Japanese artist Cuushe has, up to now, made dreampop in the richest sense of the term, making songs that shone with vivid colour, swirling with soft, graceful glow. But now on her new album, WAKEN, she’s moved in a different direction. That colour and life is still there, but it’s been reshaped into something new. Dream pop songs still have a home on the album, but its sound is heavier, busier and sharper than her previous work. With influences from club music, the songs on WAKEN are more hectic and harder than before.

But even with that evolution, WAKEN is full of superbly-detailed, luxurious soundscapes you could spend hours immersed in. Whether the music is tight and up-close in songs like Emergence, or full of space and light like Magic, its still wonderfully drawn and layered, an album that lends itself to getting lost in. We had a quick chat with Cuushe about it.

Your new album WAKEN is your first in a long time. When and where did you start work on this one? 

I’ve been writing songs intermittently since the last EP Night Lines, and Spread was one of the songs from that time. I didn’t start working on it as an album until last year. Almost all of the songs were written at home, but some of them were completed in a hospital bed. I’ve moved around a lot since the incident, so there’s been a lot of time at home…

There is a toughness to the sound in places on this album.
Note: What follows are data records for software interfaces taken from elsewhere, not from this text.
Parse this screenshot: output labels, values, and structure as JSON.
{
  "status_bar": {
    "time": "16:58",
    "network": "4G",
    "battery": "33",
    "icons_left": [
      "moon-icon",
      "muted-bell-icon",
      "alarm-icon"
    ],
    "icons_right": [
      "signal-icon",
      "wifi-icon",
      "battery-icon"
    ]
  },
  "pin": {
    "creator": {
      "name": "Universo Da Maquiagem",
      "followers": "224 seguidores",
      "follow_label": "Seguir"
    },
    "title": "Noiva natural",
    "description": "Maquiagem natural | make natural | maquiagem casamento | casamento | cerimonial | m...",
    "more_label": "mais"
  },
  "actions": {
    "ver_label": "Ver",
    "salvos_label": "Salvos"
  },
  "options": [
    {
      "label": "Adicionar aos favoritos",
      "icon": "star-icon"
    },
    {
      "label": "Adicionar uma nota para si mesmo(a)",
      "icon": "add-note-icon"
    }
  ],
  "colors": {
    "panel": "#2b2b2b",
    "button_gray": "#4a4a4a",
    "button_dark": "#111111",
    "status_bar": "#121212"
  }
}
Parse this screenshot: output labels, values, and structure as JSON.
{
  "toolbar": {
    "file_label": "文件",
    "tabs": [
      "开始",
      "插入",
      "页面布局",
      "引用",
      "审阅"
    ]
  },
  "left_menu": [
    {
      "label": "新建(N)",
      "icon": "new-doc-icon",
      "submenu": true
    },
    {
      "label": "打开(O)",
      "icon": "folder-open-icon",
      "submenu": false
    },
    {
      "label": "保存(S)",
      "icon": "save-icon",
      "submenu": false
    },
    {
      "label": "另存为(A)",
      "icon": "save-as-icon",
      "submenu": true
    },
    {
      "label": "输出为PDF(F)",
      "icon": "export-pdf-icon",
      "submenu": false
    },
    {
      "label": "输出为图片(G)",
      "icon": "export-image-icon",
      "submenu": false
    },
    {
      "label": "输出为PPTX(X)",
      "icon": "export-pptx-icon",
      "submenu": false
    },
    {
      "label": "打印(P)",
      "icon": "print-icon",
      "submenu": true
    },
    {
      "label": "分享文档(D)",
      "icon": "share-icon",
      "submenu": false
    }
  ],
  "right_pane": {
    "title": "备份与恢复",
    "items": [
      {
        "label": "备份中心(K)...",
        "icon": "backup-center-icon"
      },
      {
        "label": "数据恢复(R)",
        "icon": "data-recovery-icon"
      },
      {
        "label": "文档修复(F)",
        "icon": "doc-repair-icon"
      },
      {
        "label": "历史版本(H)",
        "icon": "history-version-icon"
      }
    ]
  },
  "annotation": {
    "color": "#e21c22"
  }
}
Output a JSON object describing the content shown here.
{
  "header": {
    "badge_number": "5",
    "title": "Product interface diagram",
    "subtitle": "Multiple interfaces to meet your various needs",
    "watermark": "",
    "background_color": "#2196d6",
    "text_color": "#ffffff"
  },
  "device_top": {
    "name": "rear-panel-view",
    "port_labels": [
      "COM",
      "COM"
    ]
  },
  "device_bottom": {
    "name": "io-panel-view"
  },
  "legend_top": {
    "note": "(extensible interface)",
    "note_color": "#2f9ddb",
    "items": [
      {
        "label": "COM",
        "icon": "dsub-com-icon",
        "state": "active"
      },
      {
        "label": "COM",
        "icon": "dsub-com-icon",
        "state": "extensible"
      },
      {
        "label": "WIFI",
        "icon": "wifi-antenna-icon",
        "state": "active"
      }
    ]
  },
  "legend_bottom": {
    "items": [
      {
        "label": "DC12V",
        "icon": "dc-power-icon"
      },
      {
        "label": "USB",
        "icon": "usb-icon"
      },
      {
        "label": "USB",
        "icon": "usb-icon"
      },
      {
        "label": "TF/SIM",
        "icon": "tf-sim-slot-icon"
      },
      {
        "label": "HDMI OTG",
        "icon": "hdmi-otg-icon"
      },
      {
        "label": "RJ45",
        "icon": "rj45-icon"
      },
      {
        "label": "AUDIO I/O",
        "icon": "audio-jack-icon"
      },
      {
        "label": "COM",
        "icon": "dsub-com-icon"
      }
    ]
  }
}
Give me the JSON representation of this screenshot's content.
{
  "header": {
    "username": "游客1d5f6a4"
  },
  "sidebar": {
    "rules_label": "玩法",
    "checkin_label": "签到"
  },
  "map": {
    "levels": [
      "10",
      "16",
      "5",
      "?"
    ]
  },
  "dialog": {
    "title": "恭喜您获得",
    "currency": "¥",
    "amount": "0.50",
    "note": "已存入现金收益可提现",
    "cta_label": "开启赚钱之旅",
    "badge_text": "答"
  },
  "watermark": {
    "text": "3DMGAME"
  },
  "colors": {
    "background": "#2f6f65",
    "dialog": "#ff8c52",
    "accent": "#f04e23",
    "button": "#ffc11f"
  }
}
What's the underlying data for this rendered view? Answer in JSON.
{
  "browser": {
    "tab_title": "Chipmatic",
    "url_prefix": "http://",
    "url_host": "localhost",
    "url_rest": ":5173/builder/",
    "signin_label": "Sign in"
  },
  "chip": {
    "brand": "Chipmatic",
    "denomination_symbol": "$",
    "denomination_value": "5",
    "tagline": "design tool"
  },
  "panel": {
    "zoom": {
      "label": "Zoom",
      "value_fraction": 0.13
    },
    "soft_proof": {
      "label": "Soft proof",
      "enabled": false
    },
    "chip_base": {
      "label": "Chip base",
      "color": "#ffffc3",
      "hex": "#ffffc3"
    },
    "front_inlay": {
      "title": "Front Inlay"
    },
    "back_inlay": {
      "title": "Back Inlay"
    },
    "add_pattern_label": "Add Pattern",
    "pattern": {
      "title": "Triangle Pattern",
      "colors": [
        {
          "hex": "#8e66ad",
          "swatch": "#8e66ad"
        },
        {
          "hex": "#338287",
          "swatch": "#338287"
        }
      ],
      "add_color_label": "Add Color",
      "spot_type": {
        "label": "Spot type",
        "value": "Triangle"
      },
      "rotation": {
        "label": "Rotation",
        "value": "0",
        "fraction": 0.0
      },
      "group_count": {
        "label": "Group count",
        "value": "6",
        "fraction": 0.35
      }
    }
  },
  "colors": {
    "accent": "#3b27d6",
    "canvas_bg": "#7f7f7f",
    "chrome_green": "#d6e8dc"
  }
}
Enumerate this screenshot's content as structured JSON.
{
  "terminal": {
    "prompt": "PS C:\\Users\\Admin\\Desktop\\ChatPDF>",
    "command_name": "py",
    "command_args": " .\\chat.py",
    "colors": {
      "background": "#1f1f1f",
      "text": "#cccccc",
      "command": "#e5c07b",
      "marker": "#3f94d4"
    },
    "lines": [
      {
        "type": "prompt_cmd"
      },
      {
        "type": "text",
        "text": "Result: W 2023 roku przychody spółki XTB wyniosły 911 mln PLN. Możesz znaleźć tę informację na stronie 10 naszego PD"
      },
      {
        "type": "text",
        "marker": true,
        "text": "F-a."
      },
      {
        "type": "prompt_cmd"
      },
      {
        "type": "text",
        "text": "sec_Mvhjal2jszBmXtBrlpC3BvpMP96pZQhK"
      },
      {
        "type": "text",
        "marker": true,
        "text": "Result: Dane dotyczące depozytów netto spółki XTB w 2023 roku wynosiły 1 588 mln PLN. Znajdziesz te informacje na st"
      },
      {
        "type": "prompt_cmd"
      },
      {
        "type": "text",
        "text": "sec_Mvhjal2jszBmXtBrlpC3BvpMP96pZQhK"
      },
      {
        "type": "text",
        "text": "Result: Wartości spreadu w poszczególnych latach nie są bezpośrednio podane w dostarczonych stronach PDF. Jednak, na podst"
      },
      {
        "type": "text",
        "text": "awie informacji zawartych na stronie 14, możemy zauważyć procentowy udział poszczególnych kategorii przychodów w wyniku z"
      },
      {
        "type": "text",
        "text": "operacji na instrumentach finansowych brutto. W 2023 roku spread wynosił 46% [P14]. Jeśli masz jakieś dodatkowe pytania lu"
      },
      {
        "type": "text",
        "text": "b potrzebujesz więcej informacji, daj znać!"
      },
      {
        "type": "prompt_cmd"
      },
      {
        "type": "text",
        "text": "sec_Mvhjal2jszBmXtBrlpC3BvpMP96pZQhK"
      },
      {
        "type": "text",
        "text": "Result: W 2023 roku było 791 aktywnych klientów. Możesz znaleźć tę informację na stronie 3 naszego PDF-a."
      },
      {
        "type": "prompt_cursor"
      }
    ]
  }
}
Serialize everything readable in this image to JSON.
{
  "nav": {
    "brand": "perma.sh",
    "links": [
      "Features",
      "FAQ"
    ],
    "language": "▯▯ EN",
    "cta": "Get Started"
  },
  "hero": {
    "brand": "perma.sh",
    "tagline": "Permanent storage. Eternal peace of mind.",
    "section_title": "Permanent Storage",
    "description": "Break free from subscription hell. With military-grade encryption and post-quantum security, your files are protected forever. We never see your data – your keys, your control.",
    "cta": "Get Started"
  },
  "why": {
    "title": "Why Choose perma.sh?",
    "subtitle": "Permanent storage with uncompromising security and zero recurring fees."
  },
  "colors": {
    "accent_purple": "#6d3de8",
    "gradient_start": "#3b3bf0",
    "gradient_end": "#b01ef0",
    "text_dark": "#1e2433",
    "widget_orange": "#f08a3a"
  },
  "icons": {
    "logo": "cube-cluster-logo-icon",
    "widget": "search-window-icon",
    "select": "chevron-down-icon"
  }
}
Since the last record, you’ve suffered both harassment [Cuushe told Resident Advisor about how she was stalked and harassed for several years by producer Ametsub] and a hospitalisation. Is that aggression in certain songs a way for you to process the darkness of those events? 

After the incident and harassment, I was confined to the house for a long time, and I got sick and was hospitalized. Now there is Covid-19, but even before that I couldn’t go out for a long time either way, and the reaction to that pushed me in a dance-oriented direction, I guess. Rather than aggression with the darkness, it’s more of a reaction to not being able to move.

What were the new inspirations you took into the making of this album, both musical inspirations and inspirations from outside of the music world? 

There are lot of voices. Musically and non-musically. I’ve only layered my own vocal in the past, but this may be the first time I’ve added someone else’s voice. [On the record] there are voices that are audible, inaudible, sampled, in software, overlapping and modulated. This might be the first time I’ve used it like a musical instrument in this way. I have been inspired by the protests called “flower demo” for the eradication of sexual violence, that have been taking place in Japan since last year. We’re demonstrating with flowers from the #metoo movement. No one is shouting, and people are being heard. I think it’s the only protest that’s this quiet here, and society needs to pick up on this little voice.

You’ve collaborated with the artist Yoko Kuno on your album covers, and in videos such as Magic. How does that collaboration, the interaction of visual art and music, work for you? How does it feel as a musician to see physical forms grow up around your sound?  

For example, Magic is an image of a night in the city, a song of sisterhood in the modern age, but Tao Tajima‘s setting was the vast landscape of Tibet. There, girls from different times and places appear and connect with each other. At first, the image of the album’s artwork was a departure from the sunrise and the previous nebulous images, but Yoko Kuno drew a fashion show of a girl wearing the fur of a divine beast that she hunted on the back of the album, giving it a more active and realistic feeling. I feel very happy and honoured to be able to work with such a talented artist, which enhances and inspires my imagination, and I feel very happy and honoured to be a musician.

The songs on this album do have stronger elements from the world of club music than you’ve explored before, and next year you’re releasing an album of WAKEN remixes. What can we expect from that, and is WAKEN an album you’ve excited to see other artists interpret? 

Yes, I’ve had a lot of artists remix my work in the past, I’ve put so many sounds in there that it can be enjoyed and interpreted in so many ways even without a melody. It’s fun to see each piece of material illuminated and reborn from a different aspect.

Every Monday we’re updating the 50-track-strong Listen AHEAD Playlist on Spotify, adding ten strong songs by sill relatively unknown artists at the beginning. This week’s new picks also include fresh songs from Toby Whyle, Teen Creeps, Karima Francis, Talkboy. Follow the playlist right here on Spotify and give these new talents a chance.